Friday, Jan. 29, 5:45-8 p.m. EST (TCM) "The Yearling" (1946). A young boy's attachment to an orphaned fawn relieves the loneliness of life in the Florida wilderness but brings grief as the deer grows to threaten the family's crops in this classic version of the Marjorie Kinnon Rawlings story. With credible performances by Gregory Peck and Jane Wyman as the parents and Claude Jarman Jr. as the youth, director Clarence Brown has fashioned a genuine portrait of rural American life as well as a sincere celebration of family values. The Catholic News Service classification of the theatrical version was A-I — general patronage. The Motion Picture Association rating was G — general audiences. All ages admitted.

Saturday, Jan. 30, 8-9:45 p.m. EST (Cinemax) "Stand and Deliver" (1988). Quietly affecting movie about an extraordinary real-life math teacher (Edward James Olmos) in an East Los Angeles high school who transforms a rowdy class of Hispanics into calculus whiz kids. When test administrators question his students' high grades, the teacher fights back with charges of discrimination. Inspiring story, fine acting by the leads and deft direction by Ramon Menendez. Some profanity in a realistic context. The Catholic News Service classification of the theatrical version was A-II — adults and adolescents. The Motion Picture Association rating was PG — parental guidance suggested. Some material may not be suitable for children.

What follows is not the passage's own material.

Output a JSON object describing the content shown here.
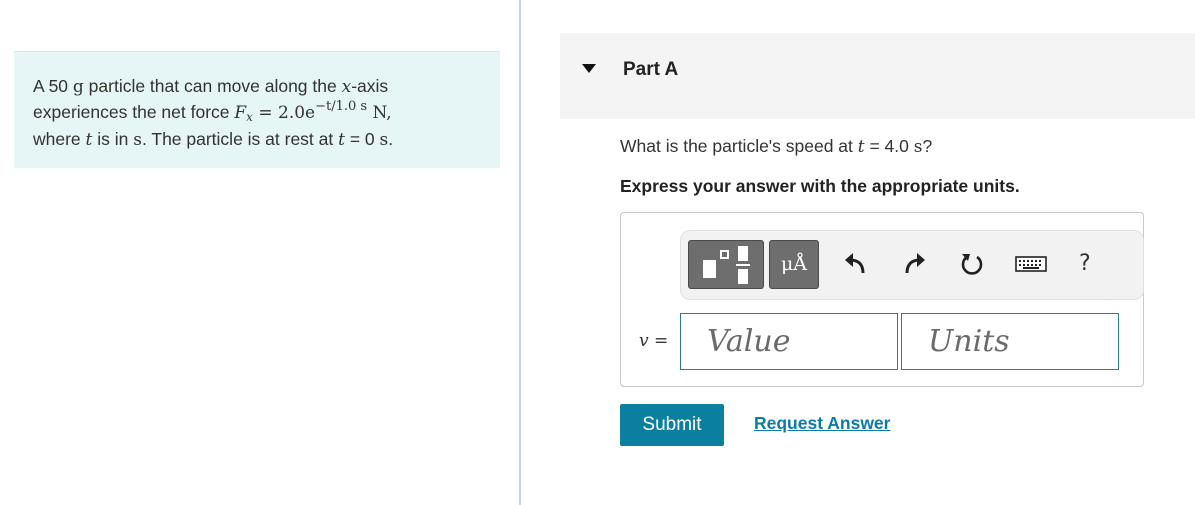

Saturday, Jan. 30, 8-10:05 p.m. EST (HBO) "The Mummy" (1999). Spirited horror adventure set in 1920s Egypt where a treasure hunting Yank (Brendan Fraser) and an archaeological librarian (Rachel Weisz) inadvertently revive a 3,000-year-old mummy (Arnold Vosloo) whose evil powers of destruction seemingly know no bounds. Writer-director Stephen Sommers stuffs the lavishly shot action movie with spooky special effects and a comical tone that generally adds up to rousing, old-fashioned entertainment. Recurring stylized violence, and fleeting partial nudity. The Catholic News Service classification of the theatrical version was A-III — adults. The Motion Picture Association rating was PG-13 — parents strongly cautioned. Some material may be inappropriate for children under 13. (Followed by the sequel "The Mummy Returns" (2001) 10:05 p.m.-12:15 a.m. EST)

Saturday, Jan. 30, 9-11 p.m. EST (Showtime) "Burden" (2020). Uplifting fact-based conversion story in which a veteran Ku Klux Klan member (Garrett Hedlund) falls for a more enlightened single mother (Andrea Riseborough) who eventually demands that he choose between his racist pals and his relationship with her. As he struggles with the consequences of renouncing his allegiance to the local Klan leader (Tom Wilkinson), whom he has long regarded as a father figure, he comes under the healing influence of an African American minister (Forest Whitaker). Writer-director Andrew Heckler’s drama is rich in such Gospel values as repentance, forgiveness, hope and the rejection of violence. Though strictly for grownups who can tolerate foul dialogue, including nasty epithets, it’s ultimately an inspiring reminder of the power of longsuffering, courageous charitable love. Scenes of stylized violence, including beatings, cohabitation, a scatological incident, about a half-dozen profanities, a couple of milder oaths, constant rough and much crude and crass language. The Catholic News Service classification of the theatrical version was A-III — adults. The Motion Picture Association rating was R — restricted. Under 17 requires accompanying parent or adult guardian.